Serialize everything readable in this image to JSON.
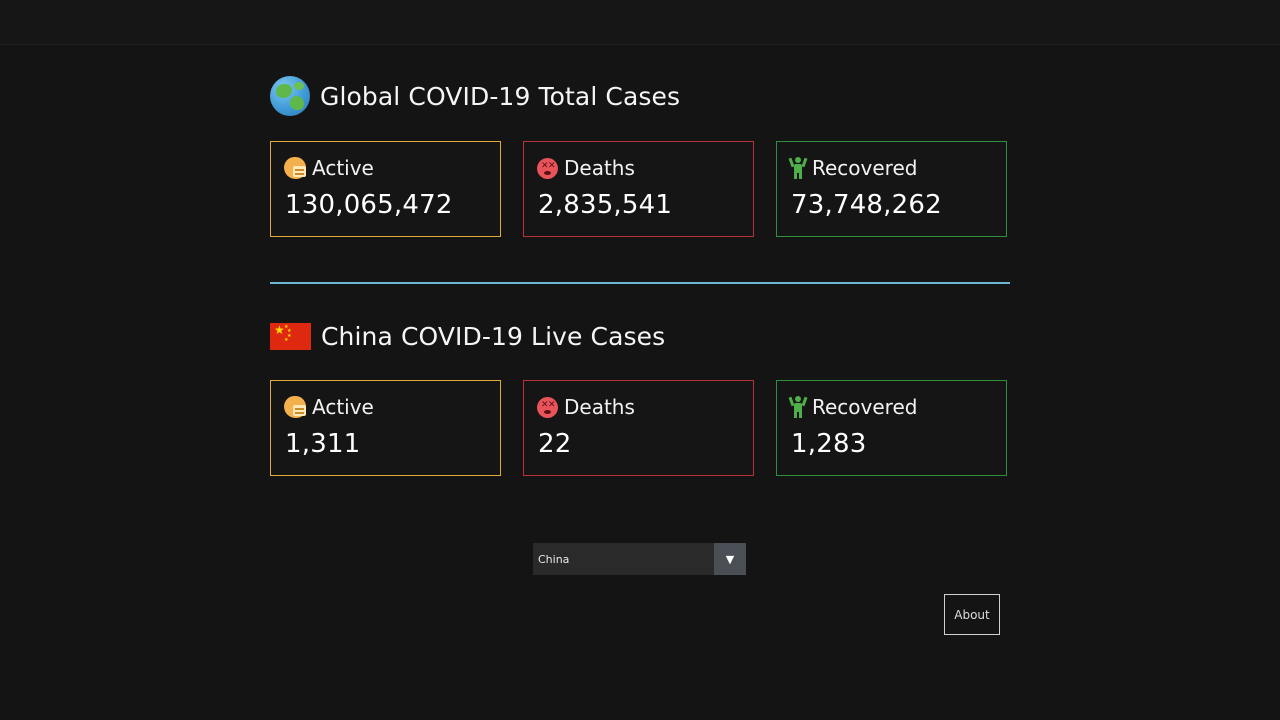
{
  "global": {
    "title": "Global COVID-19 Total Cases",
    "icon": "globe-icon",
    "stats": {
      "active": {
        "label": "Active",
        "value": "130,065,472"
      },
      "deaths": {
        "label": "Deaths",
        "value": "2,835,541"
      },
      "recovered": {
        "label": "Recovered",
        "value": "73,748,262"
      }
    }
  },
  "country": {
    "title": "China COVID-19 Live Cases",
    "icon": "china-flag-icon",
    "stats": {
      "active": {
        "label": "Active",
        "value": "1,311"
      },
      "deaths": {
        "label": "Deaths",
        "value": "22"
      },
      "recovered": {
        "label": "Recovered",
        "value": "1,283"
      }
    }
  },
  "country_select": {
    "selected": "China",
    "arrow": "▼"
  },
  "about_button": {
    "label": "About"
  },
  "colors": {
    "active": "#e3a93b",
    "deaths": "#b8323a",
    "recovered": "#2f8f3c",
    "divider": "#6fb7d6",
    "background": "#141414"
  }
}
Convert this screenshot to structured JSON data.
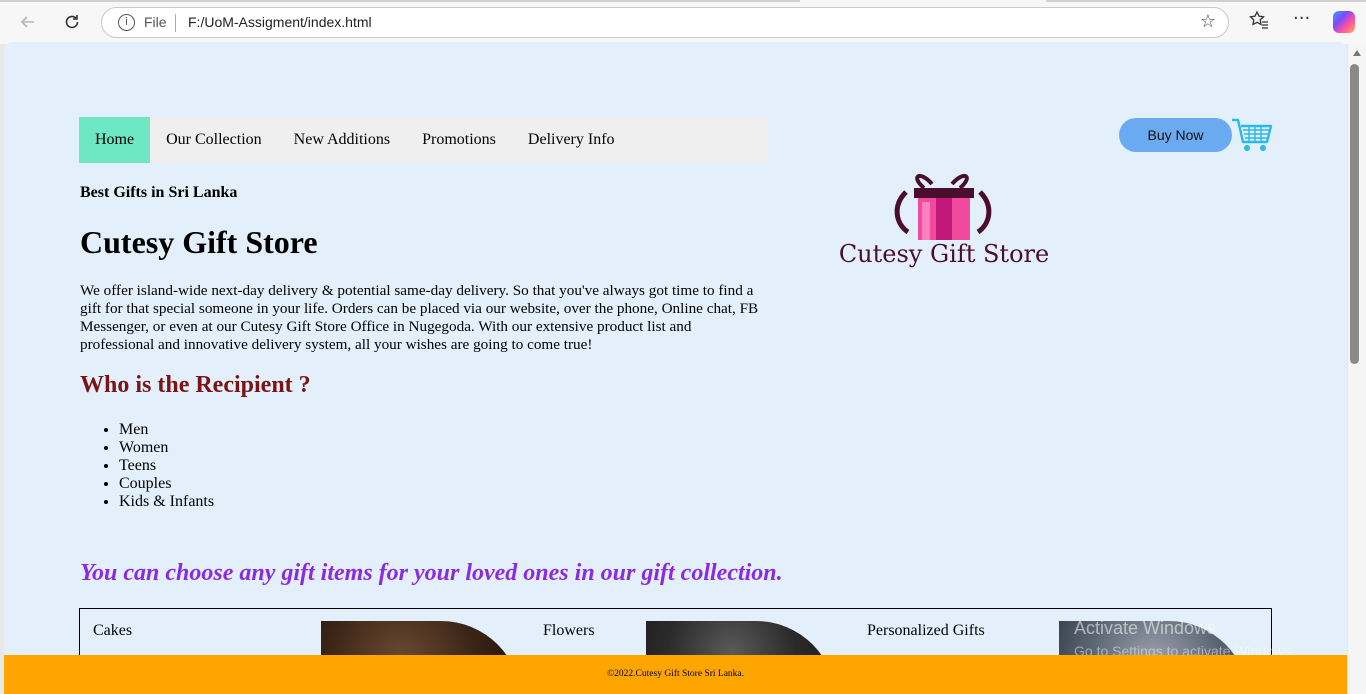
{
  "browser": {
    "address_prefix": "File",
    "url": "F:/UoM-Assigment/index.html",
    "icons": [
      "back-arrow-icon",
      "refresh-icon",
      "info-icon",
      "star-icon",
      "favorites-icon",
      "more-icon",
      "copilot-icon"
    ]
  },
  "nav": {
    "items": [
      {
        "label": "Home",
        "active": true
      },
      {
        "label": "Our Collection"
      },
      {
        "label": "New Additions"
      },
      {
        "label": "Promotions"
      },
      {
        "label": "Delivery Info"
      }
    ]
  },
  "buy_now": "Buy Now",
  "logo": {
    "text": "Cutesy Gift Store"
  },
  "tagline": "Best Gifts in Sri Lanka",
  "title": "Cutesy Gift Store",
  "intro": "We offer island-wide next-day delivery & potential same-day delivery. So that you've always got time to find a gift for that special someone in your life. Orders can be placed via our website, over the phone, Online chat, FB Messenger, or even at our Cutesy Gift Store Office in Nugegoda. With our extensive product list and professional and innovative delivery system, all your wishes are going to come true!",
  "recipient": {
    "heading": "Who is the Recipient ?",
    "items": [
      "Men",
      "Women",
      "Teens",
      "Couples",
      "Kids & Infants"
    ]
  },
  "choose_text": "You can choose any gift items for your loved ones in our gift collection.",
  "collection": {
    "categories": [
      "Cakes",
      "Flowers",
      "Personalized Gifts"
    ]
  },
  "watermark": {
    "line1": "Activate Windows",
    "line2": "Go to Settings to activate Windows."
  },
  "footer": "©2022.Cutesy Gift Store Sri Lanka.",
  "colors": {
    "page_bg": "#e3f0fc",
    "nav_active": "#6ee8c2",
    "buy_button": "#6aaaf0",
    "recipient_heading": "#7a1515",
    "choose_text": "#8a2be2",
    "footer_bg": "#ffa500"
  }
}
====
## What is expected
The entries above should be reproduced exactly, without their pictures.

## Task solution
Serialize everything readable in this image to JSON.
{
  "global": {
    "title": "Global COVID-19 Total Cases",
    "icon": "globe-icon",
    "stats": {
      "active": {
        "label": "Active",
        "value": "130,065,472"
      },
      "deaths": {
        "label": "Deaths",
        "value": "2,835,541"
      },
      "recovered": {
        "label": "Recovered",
        "value": "73,748,262"
      }
    }
  },
  "country": {
    "title": "China COVID-19 Live Cases",
    "icon": "china-flag-icon",
    "stats": {
      "active": {
        "label": "Active",
        "value": "1,311"
      },
      "deaths": {
        "label": "Deaths",
        "value": "22"
      },
      "recovered": {
        "label": "Recovered",
        "value": "1,283"
      }
    }
  },
  "country_select": {
    "selected": "China",
    "arrow": "▼"
  },
  "about_button": {
    "label": "About"
  },
  "colors": {
    "active": "#e3a93b",
    "deaths": "#b8323a",
    "recovered": "#2f8f3c",
    "divider": "#6fb7d6",
    "background": "#141414"
  }
}
Convert this screenshot to structured JSON data.
{
  "browser": {
    "address_prefix": "File",
    "url": "F:/UoM-Assigment/index.html",
    "icons": [
      "back-arrow-icon",
      "refresh-icon",
      "info-icon",
      "star-icon",
      "favorites-icon",
      "more-icon",
      "copilot-icon"
    ]
  },
  "nav": {
    "items": [
      {
        "label": "Home",
        "active": true
      },
      {
        "label": "Our Collection"
      },
      {
        "label": "New Additions"
      },
      {
        "label": "Promotions"
      },
      {
        "label": "Delivery Info"
      }
    ]
  },
  "buy_now": "Buy Now",
  "logo": {
    "text": "Cutesy Gift Store"
  },
  "tagline": "Best Gifts in Sri Lanka",
  "title": "Cutesy Gift Store",
  "intro": "We offer island-wide next-day delivery & potential same-day delivery. So that you've always got time to find a gift for that special someone in your life. Orders can be placed via our website, over the phone, Online chat, FB Messenger, or even at our Cutesy Gift Store Office in Nugegoda. With our extensive product list and professional and innovative delivery system, all your wishes are going to come true!",
  "recipient": {
    "heading": "Who is the Recipient ?",
    "items": [
      "Men",
      "Women",
      "Teens",
      "Couples",
      "Kids & Infants"
    ]
  },
  "choose_text": "You can choose any gift items for your loved ones in our gift collection.",
  "collection": {
    "categories": [
      "Cakes",
      "Flowers",
      "Personalized Gifts"
    ]
  },
  "watermark": {
    "line1": "Activate Windows",
    "line2": "Go to Settings to activate Windows."
  },
  "footer": "©2022.Cutesy Gift Store Sri Lanka.",
  "colors": {
    "page_bg": "#e3f0fc",
    "nav_active": "#6ee8c2",
    "buy_button": "#6aaaf0",
    "recipient_heading": "#7a1515",
    "choose_text": "#8a2be2",
    "footer_bg": "#ffa500"
  }
}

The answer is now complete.